**Problem requirements**:
Whenever a line in the entries below contains "title", copy that line.

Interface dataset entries
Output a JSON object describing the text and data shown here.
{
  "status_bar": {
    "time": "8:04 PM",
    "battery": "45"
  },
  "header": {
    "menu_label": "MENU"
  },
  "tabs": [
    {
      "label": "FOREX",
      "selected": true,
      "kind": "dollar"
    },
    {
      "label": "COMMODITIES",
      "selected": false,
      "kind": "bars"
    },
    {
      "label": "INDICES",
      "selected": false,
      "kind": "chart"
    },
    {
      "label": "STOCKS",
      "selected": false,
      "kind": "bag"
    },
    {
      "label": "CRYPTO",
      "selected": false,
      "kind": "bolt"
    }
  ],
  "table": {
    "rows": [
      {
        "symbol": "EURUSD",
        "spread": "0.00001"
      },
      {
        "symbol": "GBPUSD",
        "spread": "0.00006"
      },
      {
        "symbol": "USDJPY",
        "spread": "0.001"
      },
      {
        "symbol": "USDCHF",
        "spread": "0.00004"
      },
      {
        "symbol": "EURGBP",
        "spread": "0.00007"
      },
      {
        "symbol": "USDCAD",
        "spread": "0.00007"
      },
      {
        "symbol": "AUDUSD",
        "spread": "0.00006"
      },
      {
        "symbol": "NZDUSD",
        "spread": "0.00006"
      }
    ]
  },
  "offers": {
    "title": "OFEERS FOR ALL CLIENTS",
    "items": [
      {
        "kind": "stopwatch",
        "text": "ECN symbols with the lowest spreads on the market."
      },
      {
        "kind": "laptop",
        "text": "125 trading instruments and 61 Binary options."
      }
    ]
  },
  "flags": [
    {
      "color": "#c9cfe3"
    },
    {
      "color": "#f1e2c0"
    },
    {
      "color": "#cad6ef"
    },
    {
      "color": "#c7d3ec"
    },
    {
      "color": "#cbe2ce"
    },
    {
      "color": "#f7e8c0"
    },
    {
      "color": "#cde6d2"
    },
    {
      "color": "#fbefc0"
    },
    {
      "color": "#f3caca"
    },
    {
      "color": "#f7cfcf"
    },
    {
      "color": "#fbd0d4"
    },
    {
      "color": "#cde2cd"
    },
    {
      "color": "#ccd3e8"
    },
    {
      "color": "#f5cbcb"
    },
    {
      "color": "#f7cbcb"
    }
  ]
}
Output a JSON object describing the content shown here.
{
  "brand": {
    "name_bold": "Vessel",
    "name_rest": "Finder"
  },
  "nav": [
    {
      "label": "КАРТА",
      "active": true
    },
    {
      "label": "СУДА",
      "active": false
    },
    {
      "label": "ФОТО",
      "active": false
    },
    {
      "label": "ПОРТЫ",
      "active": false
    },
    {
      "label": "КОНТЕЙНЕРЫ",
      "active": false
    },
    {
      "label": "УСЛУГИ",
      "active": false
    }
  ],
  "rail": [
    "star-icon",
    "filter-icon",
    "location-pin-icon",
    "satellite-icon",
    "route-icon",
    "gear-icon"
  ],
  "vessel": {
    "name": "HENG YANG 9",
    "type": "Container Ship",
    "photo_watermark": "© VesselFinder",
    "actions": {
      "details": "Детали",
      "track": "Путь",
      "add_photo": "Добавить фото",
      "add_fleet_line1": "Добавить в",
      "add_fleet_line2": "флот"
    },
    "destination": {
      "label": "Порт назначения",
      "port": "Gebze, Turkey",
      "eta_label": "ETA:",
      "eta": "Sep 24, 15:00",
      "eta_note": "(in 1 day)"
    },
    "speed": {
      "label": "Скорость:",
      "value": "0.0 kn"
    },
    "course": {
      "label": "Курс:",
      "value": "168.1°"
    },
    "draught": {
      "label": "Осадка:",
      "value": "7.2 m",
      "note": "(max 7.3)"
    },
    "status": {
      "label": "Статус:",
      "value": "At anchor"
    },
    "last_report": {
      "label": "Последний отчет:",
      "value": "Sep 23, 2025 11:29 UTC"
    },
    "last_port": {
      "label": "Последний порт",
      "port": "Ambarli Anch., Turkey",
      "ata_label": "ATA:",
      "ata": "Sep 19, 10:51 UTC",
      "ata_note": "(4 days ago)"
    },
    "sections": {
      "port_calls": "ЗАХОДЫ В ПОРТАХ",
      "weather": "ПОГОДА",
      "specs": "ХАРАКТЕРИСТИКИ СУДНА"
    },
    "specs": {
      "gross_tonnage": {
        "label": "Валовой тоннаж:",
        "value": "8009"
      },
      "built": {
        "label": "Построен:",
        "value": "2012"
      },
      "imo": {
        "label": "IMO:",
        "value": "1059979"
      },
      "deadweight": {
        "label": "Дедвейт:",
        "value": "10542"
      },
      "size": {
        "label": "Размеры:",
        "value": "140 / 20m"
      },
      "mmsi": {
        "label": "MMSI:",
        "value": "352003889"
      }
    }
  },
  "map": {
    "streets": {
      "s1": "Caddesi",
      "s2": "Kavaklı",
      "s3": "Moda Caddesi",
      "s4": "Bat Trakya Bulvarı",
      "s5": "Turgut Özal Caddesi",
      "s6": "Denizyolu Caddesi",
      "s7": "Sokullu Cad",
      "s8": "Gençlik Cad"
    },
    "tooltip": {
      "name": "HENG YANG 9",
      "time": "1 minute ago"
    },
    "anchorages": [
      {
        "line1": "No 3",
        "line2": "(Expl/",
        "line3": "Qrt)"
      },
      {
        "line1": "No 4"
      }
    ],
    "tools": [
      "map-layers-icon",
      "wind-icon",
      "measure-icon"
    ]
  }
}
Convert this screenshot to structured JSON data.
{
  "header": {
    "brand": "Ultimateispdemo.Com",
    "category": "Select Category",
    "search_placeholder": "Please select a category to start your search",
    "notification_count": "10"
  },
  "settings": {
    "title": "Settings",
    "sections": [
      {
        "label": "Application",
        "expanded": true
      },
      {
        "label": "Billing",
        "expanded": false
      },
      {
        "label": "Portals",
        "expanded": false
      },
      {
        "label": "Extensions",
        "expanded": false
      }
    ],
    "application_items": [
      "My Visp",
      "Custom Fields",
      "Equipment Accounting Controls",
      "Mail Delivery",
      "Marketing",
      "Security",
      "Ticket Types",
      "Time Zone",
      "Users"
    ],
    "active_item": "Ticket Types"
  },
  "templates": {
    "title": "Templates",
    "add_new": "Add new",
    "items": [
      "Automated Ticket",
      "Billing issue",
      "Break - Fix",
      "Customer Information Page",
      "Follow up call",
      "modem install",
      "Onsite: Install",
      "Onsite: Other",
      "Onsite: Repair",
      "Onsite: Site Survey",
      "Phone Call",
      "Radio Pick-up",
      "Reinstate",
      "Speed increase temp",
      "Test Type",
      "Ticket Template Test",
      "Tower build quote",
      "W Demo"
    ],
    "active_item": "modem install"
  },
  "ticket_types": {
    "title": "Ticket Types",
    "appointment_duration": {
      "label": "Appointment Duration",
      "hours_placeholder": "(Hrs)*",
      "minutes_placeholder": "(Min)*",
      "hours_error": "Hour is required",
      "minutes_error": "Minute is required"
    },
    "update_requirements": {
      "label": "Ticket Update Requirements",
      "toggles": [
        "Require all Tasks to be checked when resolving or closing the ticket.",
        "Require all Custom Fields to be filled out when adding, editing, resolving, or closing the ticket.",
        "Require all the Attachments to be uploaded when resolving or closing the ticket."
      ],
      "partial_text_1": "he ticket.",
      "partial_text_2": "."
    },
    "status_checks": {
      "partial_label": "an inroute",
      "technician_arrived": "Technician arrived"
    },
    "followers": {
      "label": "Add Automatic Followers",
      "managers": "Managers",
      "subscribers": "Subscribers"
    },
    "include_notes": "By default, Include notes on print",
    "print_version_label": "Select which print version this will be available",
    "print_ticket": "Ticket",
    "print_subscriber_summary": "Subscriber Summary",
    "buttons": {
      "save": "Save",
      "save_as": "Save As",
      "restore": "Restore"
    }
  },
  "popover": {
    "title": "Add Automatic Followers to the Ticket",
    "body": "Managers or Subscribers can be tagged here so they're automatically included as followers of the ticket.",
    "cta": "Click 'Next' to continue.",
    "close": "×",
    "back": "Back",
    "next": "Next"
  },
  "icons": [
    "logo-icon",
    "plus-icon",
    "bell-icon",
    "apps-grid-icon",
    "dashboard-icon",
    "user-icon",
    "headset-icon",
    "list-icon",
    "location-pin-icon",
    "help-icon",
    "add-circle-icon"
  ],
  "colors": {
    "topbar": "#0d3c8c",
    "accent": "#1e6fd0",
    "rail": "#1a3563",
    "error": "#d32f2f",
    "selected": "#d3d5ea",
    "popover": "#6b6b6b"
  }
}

**The answer**:
    "title": "OFEERS FOR ALL CLIENTS",
    "title": "Settings",
    "title": "Templates",
    "title": "Ticket Types",
    "title": "Add Automatic Followers to the Ticket",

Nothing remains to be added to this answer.